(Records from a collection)
....
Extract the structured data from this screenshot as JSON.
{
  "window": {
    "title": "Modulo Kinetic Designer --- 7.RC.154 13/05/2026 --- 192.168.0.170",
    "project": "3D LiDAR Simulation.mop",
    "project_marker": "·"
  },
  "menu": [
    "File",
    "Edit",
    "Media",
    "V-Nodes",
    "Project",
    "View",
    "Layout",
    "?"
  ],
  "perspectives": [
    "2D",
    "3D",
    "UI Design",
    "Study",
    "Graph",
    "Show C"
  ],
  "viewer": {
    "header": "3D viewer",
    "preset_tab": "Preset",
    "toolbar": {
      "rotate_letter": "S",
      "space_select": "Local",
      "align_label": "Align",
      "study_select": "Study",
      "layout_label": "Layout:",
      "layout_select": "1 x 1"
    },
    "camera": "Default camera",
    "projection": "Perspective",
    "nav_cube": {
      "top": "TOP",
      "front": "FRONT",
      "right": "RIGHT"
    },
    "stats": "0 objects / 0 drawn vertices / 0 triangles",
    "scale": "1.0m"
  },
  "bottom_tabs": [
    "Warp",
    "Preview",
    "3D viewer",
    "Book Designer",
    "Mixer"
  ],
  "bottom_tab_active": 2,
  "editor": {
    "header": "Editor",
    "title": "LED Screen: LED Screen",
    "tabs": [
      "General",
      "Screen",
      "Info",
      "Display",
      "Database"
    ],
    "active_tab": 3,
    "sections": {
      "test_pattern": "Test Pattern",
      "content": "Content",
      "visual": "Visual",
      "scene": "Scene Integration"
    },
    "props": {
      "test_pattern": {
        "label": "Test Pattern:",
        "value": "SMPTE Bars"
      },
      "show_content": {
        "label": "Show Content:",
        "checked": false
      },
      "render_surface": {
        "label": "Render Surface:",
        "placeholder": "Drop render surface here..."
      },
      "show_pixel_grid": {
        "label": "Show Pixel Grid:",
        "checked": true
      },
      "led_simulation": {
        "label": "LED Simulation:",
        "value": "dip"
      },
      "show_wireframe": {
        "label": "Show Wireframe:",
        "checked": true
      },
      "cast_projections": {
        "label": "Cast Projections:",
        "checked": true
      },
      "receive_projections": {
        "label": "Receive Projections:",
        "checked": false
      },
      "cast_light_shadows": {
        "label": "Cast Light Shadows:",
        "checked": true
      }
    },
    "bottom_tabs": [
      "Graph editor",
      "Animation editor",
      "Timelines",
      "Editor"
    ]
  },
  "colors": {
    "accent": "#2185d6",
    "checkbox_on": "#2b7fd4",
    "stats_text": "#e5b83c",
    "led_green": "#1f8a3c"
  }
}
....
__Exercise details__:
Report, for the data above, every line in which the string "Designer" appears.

__Task output__:
    "title": "Modulo Kinetic Designer --- 7.RC.154 13/05/2026 --- 192.168.0.170",
    "Book Designer",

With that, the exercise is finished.